The average percentage of baseline points won for men during the tournament was 46.2 percent; for women, it was was 47.3 percent.

Getting to the net was more successful. Men had a winning percentage of 66 percent when approaching; women were won 65.7 percent.

But both men and women had the highest winning percentage when serving and volleying: 68.7 percent for men, 69.2 percent for women.

The numbers were similar at Wimbledon last year, when men won 68.3 percent of their serve-and-volley points and women won 67.8 percent. Still, there were only 190 serve-and-volley points in the women’s tournament, and only 37 of the 128 women in the field served and volleyed at all.
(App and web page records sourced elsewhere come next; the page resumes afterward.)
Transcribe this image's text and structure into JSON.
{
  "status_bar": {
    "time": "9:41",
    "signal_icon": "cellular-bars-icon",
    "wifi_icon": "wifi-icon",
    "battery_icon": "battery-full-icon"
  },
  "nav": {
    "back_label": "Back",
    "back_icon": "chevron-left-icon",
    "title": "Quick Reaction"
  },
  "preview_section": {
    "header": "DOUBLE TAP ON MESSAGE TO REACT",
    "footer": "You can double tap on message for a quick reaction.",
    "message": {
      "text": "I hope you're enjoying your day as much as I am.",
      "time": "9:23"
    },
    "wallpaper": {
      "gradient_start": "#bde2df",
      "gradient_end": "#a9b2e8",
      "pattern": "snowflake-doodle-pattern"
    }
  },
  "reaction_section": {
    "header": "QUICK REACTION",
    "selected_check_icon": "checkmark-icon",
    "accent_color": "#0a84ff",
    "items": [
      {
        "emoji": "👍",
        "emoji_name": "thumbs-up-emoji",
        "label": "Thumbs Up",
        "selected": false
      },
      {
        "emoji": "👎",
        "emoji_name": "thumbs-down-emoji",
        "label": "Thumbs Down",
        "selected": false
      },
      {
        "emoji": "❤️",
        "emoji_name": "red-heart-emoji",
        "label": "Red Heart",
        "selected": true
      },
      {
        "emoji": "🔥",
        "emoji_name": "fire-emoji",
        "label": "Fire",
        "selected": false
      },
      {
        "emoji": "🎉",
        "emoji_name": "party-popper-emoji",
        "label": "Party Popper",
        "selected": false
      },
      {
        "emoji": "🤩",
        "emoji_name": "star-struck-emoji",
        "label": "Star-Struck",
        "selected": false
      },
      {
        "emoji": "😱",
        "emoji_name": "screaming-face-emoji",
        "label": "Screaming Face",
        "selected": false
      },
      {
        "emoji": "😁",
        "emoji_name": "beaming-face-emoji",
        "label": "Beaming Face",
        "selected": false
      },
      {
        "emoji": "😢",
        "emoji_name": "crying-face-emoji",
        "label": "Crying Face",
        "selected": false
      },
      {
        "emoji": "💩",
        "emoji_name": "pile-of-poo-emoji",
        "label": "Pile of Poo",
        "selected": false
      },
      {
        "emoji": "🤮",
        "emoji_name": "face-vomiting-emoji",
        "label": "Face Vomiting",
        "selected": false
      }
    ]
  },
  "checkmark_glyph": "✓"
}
But 19 women did not lose a point while serving and volleying.

In the men’s draw, 102 of 128 players attempted the tactic at least once, and 92 won at least 50 percent of their serve-and-volley points. Twenty-eight men won 100 percent of their serve-and-volley points.

Last year at Wimbledon, Sergiy Stakhovsky served and volleyed on every one of his 109 first-serve points when he upset Roger Federer in the second round.

If serving and volleying delivers the highest winning percentage, why isn’t it more common?

The primary force in the demise of the serve and volley has been a misguided mentality that it does not work anymore. At tennis academies across the United States, coaches are reluctant to teach it to young players.

At every level of the sport, serving and volleying is shunned, and it shouldn’t be. At the very least, it is an effective secondary tactic that keeps the returner guessing about the server’s intentions and stops the returner from floating high, defensive shots back into play.

But it can also be a lot more than a secondary tactic. Rajeev Ram, then ranked 272nd, when he defeated No. 59 Grigor Dimitrov, 6-4, 6-4, in the opening round in Atlanta. Ram served and volleyed 38 times in the match and won 34 of those points.

He had been told he could not serve and volley anymore, even though he was skilled at it. He recommitted to serving and volley and by July 2012, he was ranked 93rd.

Last year at Wimbledon, Sergiy Stakhovsky served and volleyed on every one of his 109 first-serve points when he upset Roger Federer in the second round. He also served and volleyed on 41 percent of his second serves, winning 69 percent of those points.

“Well, you can’t really keep up with Roger on grass on baseline rallies,” Stakhovsky said after the match. “It’s just impossible. He feels the grass. He feels the slice. He can do whatever he wants with the ball. The only tactics I have is press as hard as I can on my serve and come in as much as I can. The shorter it is, the less rhythm he got.”

Federer agreed. “He was uncomfortable to play against,” he said. “I think he served and volleyed really well. It was difficult to get into that much rhythm, clearly, against a player like that.”

Men’s finals at Wimbledon used to regularly feature hundreds of serve-and-volley points. In every men’s final at Wimbledon in the last 10 years, there have not been 150 serve-and-volley points combined. The numbers are even worse on the women’s side. From 2000 to 2013, 10 women’s finals did not feature a single serve-and-volley point.

As Wimbledon kicks off for another year, look for the players bold enough to serve and volley. The odds will be on their side.

Take note that the two best players in the world, Federer and Nadal, are always moving forward—just watch!